Tinnitus is the presence of noise in the head that others cannot hear. It is a common condition that has many causes and may or may not be associated with hearing loss. It can sound like ringing, humming, buzzing or a slew of other sounds. Tinnitus may be constant or intermittent. Tinnitus is generally considered a symptom associated with a condition, tinnitus itself is not harmful or dangerous but in some cases can be bothersome.
What is Pulsatile tinnitus?
Pulsatile tinnitus is different than the more common form of tinnitus described above. “It is a rhythmic thumping or whooshing in one or both ears1." The rhythm follows the pattern of your heartbeat. Pulsatile tinnitus is more likely to have an underlying medical condition than traditional tinnitus. If you believe that you have pulsatile tinnitus, you should seek medical treatment by an Audiologist.
What Causes Pulsatile Tinnitus?
The ears and auditory system are highly vascular, meaning there is a lot of blood flow near them. So, any type of disorder affecting the vascular system may cause pulsatile tinnitus. Causes include but are not limited to hypertension, blood vessel abnormalities, arthrosclerosis, head and neck trauma, middle ear tumors (Glomus Tumors), anemia and Paget's disease.
What Happens if I have Pulsatile Tinnitus?
The first step towards a diagnosis is a comprehensive evaluation including tympanometry, audiometry and measurement of acoustic reflexes by an audiologist. Often imaging is required and will be ordered by the Otolaryngologist.
Treatment for Pulsatile Tinnitus
Once a diagnosis has been made, treatment can begin. It is common for pulsatile tinnitus to improve with treatment. For example, if the determined cause is Atherosclerosis, management with medication generally treats the main condition, in turn reducing the tinnitus. If the pulsatile tinnitus is not determined to have an underlying cause, treatment includes relaxation and counseling techniques as well as amplification or sound generators.2, 3

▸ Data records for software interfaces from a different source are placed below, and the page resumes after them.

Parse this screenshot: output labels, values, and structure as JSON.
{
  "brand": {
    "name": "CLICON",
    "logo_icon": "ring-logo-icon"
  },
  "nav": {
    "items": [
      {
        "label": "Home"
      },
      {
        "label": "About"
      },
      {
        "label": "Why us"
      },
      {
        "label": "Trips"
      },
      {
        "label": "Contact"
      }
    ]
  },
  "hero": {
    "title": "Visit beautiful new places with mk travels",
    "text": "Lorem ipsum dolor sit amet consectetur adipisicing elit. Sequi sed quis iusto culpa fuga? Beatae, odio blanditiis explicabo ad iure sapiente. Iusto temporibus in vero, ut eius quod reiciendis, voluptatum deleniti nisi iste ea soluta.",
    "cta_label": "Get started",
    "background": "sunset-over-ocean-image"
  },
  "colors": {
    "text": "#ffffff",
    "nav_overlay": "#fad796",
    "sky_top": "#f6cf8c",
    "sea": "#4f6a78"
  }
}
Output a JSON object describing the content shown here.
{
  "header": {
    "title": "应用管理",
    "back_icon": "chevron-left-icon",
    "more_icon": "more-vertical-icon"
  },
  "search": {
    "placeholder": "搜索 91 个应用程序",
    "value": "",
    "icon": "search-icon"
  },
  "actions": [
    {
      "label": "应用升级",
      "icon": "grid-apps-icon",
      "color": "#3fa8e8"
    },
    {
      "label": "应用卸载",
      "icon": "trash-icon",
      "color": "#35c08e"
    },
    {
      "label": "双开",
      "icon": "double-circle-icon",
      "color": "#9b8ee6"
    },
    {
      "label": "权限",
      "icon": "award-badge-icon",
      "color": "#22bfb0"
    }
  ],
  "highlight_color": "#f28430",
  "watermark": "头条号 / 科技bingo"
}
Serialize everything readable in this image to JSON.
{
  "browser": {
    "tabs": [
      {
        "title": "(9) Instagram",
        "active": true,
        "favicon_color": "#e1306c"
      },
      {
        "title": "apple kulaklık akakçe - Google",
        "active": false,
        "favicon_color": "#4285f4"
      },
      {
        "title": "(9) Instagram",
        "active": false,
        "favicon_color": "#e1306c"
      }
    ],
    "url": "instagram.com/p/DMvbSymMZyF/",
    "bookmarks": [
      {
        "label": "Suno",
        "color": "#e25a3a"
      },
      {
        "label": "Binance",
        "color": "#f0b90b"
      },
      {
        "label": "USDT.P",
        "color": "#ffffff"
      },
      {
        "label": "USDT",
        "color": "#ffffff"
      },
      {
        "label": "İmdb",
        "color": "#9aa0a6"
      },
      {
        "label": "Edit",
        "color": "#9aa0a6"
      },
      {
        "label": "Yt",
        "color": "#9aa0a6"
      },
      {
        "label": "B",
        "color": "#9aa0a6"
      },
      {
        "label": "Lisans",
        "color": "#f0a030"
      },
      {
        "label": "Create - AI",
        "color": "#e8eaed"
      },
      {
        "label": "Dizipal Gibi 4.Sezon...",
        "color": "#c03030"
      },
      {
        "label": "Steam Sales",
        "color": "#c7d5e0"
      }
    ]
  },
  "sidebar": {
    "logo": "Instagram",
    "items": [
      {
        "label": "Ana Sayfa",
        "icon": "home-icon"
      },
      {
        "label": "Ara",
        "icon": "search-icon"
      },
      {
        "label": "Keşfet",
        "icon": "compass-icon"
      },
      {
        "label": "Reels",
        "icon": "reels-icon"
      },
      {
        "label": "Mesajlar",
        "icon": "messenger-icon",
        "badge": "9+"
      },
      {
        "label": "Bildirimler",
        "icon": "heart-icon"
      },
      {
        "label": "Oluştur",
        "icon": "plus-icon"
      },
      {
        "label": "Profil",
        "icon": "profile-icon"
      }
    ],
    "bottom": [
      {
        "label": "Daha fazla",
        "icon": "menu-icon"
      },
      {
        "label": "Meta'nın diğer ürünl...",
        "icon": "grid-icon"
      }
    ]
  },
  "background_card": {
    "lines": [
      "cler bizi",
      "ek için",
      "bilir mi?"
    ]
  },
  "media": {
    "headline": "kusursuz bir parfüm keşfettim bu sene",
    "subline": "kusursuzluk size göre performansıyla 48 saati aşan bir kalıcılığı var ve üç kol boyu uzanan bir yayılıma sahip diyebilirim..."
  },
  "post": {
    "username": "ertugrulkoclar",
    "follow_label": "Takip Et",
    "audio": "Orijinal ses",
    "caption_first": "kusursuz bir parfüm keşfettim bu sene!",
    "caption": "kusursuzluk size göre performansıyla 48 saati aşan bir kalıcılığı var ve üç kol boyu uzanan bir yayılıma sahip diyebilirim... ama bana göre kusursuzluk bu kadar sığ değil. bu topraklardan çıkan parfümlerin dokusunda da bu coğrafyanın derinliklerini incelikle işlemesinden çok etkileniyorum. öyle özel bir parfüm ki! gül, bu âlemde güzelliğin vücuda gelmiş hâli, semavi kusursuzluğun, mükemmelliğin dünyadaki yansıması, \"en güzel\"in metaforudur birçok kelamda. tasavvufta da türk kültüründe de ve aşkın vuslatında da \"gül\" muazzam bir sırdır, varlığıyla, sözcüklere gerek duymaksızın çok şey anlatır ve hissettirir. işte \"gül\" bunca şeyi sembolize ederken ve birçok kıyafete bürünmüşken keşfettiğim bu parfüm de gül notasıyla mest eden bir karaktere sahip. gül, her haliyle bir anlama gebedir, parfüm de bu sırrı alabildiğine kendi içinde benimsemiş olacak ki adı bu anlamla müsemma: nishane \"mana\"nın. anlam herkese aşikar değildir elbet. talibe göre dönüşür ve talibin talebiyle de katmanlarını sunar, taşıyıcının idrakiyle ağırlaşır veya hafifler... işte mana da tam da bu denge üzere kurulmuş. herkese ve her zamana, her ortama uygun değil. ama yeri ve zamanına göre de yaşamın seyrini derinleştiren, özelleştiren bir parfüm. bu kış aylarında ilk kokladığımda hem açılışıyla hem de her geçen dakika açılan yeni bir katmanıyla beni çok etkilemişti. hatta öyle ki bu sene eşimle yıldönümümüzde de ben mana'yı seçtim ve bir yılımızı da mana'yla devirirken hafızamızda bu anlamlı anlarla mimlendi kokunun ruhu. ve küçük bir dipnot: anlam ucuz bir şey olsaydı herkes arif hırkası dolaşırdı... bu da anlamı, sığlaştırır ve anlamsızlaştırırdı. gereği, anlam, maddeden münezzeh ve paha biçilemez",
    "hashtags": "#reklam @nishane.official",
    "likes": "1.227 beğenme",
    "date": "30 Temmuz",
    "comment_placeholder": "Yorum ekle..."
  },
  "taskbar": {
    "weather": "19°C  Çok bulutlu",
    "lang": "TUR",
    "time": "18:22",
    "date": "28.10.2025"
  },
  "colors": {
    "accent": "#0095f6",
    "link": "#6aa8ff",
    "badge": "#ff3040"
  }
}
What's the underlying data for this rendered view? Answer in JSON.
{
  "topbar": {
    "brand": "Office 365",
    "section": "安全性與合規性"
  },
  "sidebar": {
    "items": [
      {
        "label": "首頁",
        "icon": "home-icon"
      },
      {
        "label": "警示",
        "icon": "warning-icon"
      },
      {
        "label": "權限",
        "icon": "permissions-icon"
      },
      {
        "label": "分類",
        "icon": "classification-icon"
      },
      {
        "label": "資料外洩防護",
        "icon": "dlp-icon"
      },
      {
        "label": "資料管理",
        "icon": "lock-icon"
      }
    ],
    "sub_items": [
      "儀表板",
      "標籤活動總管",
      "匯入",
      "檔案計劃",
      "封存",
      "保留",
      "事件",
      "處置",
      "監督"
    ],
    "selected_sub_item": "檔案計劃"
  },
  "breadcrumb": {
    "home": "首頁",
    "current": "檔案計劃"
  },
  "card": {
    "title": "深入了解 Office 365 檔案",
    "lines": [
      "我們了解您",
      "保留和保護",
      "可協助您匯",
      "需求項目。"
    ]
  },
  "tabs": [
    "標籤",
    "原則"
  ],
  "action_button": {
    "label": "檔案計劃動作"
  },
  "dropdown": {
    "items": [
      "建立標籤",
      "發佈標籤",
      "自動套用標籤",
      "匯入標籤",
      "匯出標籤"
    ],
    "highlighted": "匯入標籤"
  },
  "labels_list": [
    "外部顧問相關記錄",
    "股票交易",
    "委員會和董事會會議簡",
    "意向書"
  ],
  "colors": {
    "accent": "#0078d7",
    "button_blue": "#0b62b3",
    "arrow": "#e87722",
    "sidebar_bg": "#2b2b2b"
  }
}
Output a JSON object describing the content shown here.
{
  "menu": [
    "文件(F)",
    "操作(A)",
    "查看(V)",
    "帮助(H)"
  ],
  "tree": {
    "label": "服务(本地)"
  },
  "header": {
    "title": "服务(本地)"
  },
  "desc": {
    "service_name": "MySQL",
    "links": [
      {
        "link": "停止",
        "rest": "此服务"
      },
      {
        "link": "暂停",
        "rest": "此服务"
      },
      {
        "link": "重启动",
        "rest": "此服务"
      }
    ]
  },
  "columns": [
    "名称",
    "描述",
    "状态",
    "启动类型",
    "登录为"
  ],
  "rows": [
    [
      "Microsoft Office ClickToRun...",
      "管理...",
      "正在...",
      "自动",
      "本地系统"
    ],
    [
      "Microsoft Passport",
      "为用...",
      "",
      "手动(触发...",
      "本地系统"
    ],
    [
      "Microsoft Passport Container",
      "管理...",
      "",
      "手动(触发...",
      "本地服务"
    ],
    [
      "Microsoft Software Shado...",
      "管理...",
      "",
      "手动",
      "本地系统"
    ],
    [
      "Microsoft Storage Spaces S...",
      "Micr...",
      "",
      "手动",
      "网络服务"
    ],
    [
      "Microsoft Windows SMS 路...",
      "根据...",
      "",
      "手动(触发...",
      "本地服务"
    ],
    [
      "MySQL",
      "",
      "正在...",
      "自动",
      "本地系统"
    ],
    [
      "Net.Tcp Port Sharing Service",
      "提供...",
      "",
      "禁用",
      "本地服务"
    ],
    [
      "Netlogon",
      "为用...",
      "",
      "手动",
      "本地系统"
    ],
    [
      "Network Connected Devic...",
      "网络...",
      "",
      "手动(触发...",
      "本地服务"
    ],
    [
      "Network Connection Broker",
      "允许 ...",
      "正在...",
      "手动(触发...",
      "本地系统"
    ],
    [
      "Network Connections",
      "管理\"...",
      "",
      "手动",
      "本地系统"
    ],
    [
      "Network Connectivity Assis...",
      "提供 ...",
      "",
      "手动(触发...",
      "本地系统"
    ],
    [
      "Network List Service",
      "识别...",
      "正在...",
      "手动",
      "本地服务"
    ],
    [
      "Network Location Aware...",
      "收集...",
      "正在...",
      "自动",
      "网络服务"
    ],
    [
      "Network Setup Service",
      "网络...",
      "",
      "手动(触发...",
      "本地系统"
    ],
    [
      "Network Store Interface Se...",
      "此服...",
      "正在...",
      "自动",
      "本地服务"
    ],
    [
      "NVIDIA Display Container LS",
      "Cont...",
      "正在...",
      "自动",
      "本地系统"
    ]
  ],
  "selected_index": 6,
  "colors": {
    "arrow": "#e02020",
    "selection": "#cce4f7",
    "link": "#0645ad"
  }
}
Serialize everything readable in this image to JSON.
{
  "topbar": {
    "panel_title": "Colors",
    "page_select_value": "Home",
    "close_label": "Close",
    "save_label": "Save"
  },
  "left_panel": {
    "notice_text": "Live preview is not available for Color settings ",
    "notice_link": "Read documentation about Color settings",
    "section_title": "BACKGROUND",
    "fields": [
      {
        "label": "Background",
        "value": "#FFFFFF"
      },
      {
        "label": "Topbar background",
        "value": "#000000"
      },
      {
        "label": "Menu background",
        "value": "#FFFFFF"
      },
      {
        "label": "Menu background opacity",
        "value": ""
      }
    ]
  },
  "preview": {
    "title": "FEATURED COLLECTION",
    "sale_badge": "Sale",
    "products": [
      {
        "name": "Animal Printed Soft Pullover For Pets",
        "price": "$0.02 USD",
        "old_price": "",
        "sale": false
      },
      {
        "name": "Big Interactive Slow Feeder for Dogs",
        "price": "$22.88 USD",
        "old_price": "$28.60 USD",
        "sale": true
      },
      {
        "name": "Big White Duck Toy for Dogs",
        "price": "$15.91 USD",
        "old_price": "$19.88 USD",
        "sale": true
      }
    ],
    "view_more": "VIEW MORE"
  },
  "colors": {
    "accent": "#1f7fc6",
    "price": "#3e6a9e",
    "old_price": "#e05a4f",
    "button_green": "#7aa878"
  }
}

If you think that you have pulsatile tinnitus, you should seek care from a medical professional. To learn more about tinnitus, click here.
- Penn Medicine. (2023). Pulsatile Tinnitus. pennmedicine.org.
- Cleveland Clinic. (2023). Pulsatile Tinnitus. clevelandclinic.org
- Cleveland Clinic. (2023). Tinnitus. clevelandclinic.org
- Johns Hopkins Medicine. (2023) Tinnitus. hopkinsmedicine.org